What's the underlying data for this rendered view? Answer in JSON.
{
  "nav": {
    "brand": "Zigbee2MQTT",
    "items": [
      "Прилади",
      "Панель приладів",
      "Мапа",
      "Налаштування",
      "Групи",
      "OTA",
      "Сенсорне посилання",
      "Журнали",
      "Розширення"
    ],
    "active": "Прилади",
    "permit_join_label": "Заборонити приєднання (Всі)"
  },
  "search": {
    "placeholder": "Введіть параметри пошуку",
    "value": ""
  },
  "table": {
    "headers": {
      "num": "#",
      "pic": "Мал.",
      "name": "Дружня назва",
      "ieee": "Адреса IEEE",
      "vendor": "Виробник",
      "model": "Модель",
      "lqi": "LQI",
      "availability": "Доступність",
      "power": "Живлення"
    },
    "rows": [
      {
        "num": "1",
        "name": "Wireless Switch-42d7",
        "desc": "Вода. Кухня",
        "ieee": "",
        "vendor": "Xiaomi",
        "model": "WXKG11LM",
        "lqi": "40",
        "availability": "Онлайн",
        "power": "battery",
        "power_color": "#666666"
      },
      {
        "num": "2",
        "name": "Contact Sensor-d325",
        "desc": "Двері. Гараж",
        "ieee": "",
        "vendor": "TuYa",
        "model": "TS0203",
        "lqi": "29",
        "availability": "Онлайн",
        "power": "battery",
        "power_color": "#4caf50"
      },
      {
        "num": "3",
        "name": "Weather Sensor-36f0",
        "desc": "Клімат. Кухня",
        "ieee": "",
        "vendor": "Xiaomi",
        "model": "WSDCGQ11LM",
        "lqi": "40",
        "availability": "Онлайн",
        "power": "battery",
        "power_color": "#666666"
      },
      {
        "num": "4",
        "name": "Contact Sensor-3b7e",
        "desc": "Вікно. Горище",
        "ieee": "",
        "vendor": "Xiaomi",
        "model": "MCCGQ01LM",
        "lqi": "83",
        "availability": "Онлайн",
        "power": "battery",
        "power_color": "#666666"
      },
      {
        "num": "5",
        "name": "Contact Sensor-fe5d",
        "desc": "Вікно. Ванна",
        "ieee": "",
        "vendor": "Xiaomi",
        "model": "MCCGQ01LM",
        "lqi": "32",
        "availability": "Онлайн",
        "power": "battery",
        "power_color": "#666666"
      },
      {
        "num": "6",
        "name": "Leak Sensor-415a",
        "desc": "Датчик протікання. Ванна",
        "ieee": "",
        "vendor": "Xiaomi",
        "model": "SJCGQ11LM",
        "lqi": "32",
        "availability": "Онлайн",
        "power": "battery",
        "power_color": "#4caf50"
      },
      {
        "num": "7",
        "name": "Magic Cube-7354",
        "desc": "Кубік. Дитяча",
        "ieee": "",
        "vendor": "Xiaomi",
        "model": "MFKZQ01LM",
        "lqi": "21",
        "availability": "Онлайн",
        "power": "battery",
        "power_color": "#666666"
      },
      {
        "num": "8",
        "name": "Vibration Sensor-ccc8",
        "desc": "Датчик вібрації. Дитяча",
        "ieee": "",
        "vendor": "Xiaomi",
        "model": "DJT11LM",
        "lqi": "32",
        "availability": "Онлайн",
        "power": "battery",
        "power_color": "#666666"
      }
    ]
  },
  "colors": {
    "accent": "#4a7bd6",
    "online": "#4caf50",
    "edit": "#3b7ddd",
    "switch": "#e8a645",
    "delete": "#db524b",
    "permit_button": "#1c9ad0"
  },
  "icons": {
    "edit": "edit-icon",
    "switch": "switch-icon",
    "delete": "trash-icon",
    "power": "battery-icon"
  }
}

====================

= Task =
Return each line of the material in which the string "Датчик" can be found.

= Task answer =
        "desc": "Датчик протікання. Ванна",
        "desc": "Датчик вібрації. Дитяча",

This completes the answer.